Mailbag: Tampa Bay Buccaners edition

Posted by ESPN.com's Pat Yasinskas

Our third stop on the tour of NFC South team-by-team mailbags is the Tampa Bay Buccaneers.

JAD in Woodbridge writes: Hey Pat, do you think it is possible for the Buccaneers to sign T.J, Haynesworth, and Ward from the Giants, and have enough money to sign our own FA?

Pat Yasinskas: While I'm cautioning fans of the other three NFC South teams not to get too carried-away with their free-agency expectations, I'm not doing that with the Buccaneers. They've got a lot of cap space to work with and coach Raheem Morris has pretty much admitted the Bucs are going to pursue Albert Haynesworth. Makes sense because they need help in the middle of their defensive line and he's the best defensive tackle available. That doesn't mean for certain the Bucs will get Haynesworth, but I expect them to make a serious run at him. Keep one other thing in mind when you're talking about the Bucs and free agency: Florida has no state income tax and that's important to players (and their agents) when you're talking about multi-million-dollar deals.

J.J. in Denver, CO writes: Pat, As a Buccaneers fan I would love to get Albert Haynesworth in FA but what are the possibilities of obtaining WR T.J. Houshmandzadeh if we cant land Haynesworth? Or any situation that would land them both in Tampa? Thanks for the work you do with the NFC South Blog.

Pat Yasinskas: Even if the Bucs do get Albert Haynesworth, and re-sign their own free agents (Jermaine Phillips, Kevin Carter and Phillip Buchanon), they still could make a run at T.J. Houshmandzadeh. They've got enough cap room to do all that -- and even make several more moves. Picture Houshmandzadeh and Antonio Bryant together. You might see the Bucs throw the ball downfield more than they have in a long time.

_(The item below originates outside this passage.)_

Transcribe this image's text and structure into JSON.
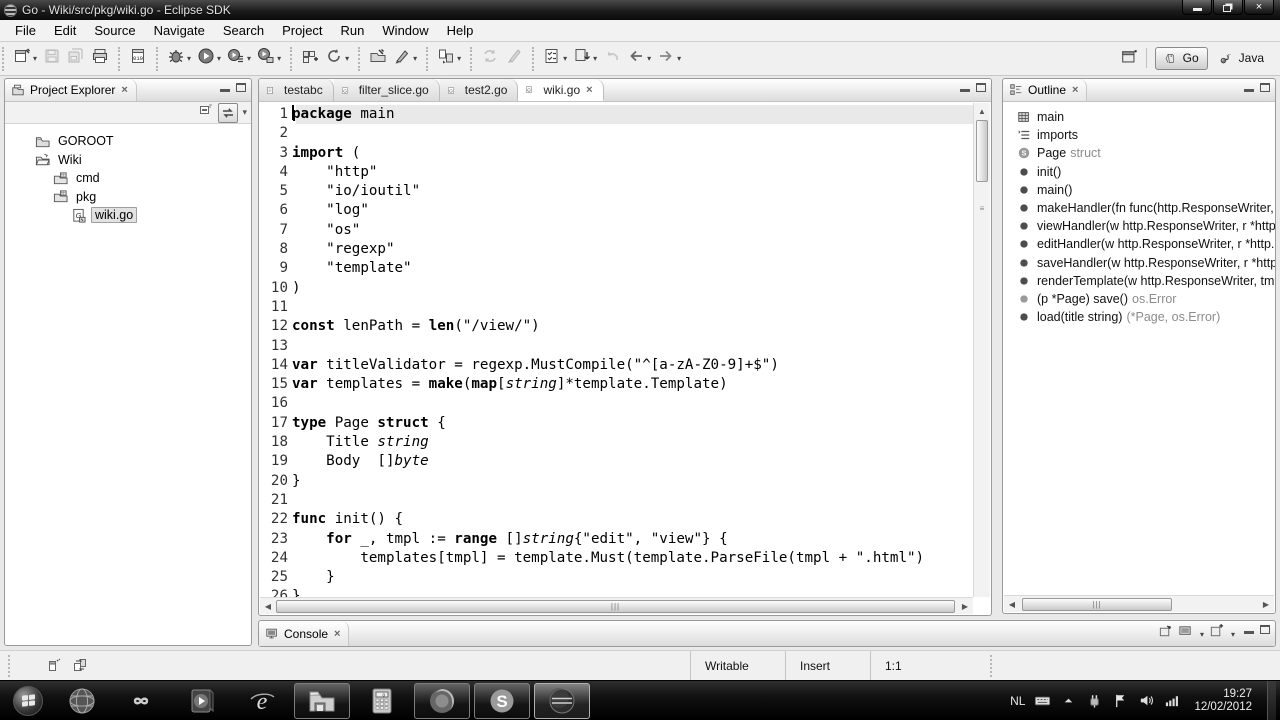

Jeff in denver writes: I'm worried with Antonio Bryant not wanting to sign his franchise offer. He's really all we have on the team man thats really worth a damm. do you think they front office will give him a long term contract or what?

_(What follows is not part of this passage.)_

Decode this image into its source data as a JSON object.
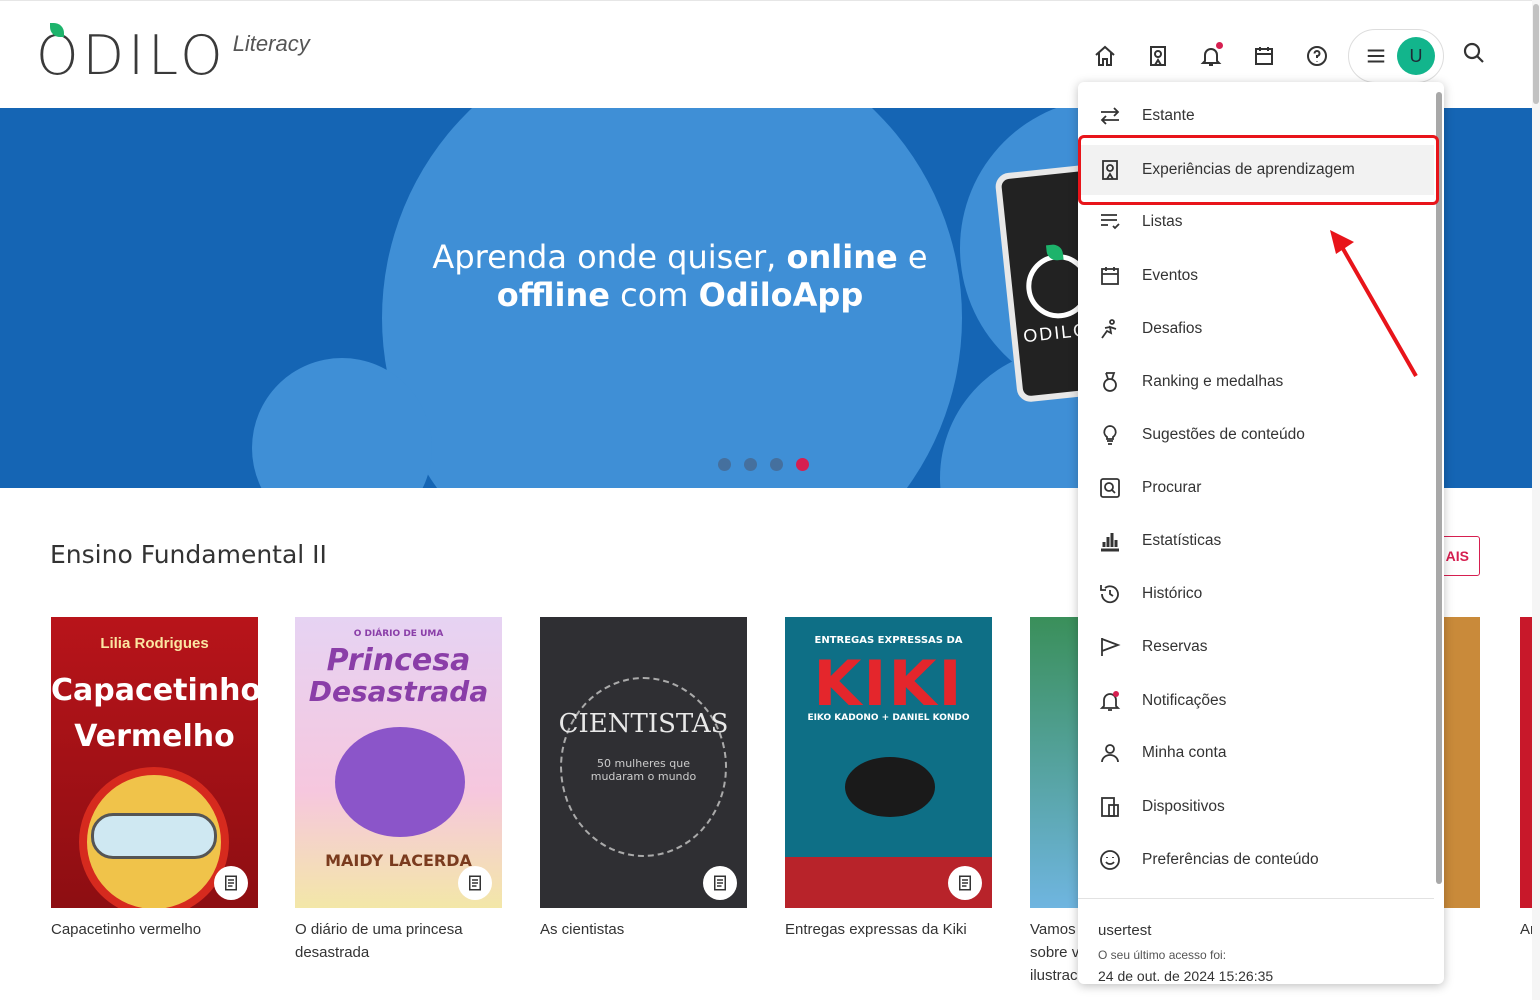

Pat Yasinskas: Relax a bit on Bryant. Yes, his agent is saying he's not happy with the franchise tag. But that's what agents are supposed to do and it's part of the game. The Bucs can keep trying to sign Bryant to a long-term contract up until July 15 and I suspect there will be a lot more talk about trying to lock him up.

Brian in Oklahoma writes: With free-agency looming around the corner, which free agent would you most likely see the Bucs making the a run for? And by the way like the blog very informative.

Pat Yasinskas: Well, we've mentioned Haynesworth and Houshmandzadeh already, so I'll give you another name I've hard some rumblings about. That's New York Giants running back Derrick Ward. I've heard the Bucs may pursue him and I think that would make a lot of sense. They clearly need another running back. They've got Earnest Graham and that's a good start. But Warrick Dunn's not getting any younger and nobody knows if Cadillac Williams will play again or be anywhere close to what he was before his two major knee injuries.

Chris in Arizona writes: Pat, first off, love your blog. Second, I know I'm just thinking way too far into the future here, but If Coach Jags wants to use Tight Ends more in the offense, and I know this is way too early to even bring this up but I'm doing it anyway. What are the chances the Bucs draft a guy like Rob Gronkowski out of Arizona, who many people think will be the best TE in the NCAA next season, in the 2010 draft? hey I'm a Bucs fan at the U of A, so I'm just getting over hyped aren't I?

Pat Yasinskas: Nothing wrong with looking into the future. But let's wait a year and see where the Bucs are at before we go making predictions on the 2010 draft. They might find an answer this year.

Daryl in Springfield, NJ: Hi Pat, As always, love the NFC South blog. I just was looking over Jagodzinski's comments, and I was wondering about his plans to use a zone blocking scheme. I've never been a fan of zone blocking and the Bucs built their line around maulers recently rather than the smaller quicker linemen you seen in zone blocking teams. How will this affect the Tampa o-line? Will there be a need for an overhaul just when it seems like the line it turning into a major bright spot for the team?

Pat Yasinskas: Good question. The one thing Jeff Jagodzinski and defensive coordinator Jim Bates said in their introductory meetings with the media is that they both have some things they like to do, but they won't put their players in spots where they're not playing to their strength. Tampa Bay's offensive line is a strength. Say what you want about former coach Jon Gruden and general manager Bruce Allen, but they've invested a lot in the offensive line in free agency and the draft the last few years and it's the unquestioned strong point of this offense. Jagodzinski may insert some zone-blocking principles, but I don't think you'll see him go with the pure zone-blocking schemes we've seen in Atlanta and Denver in the past. It would make no sense to blow up a strong point and start all over.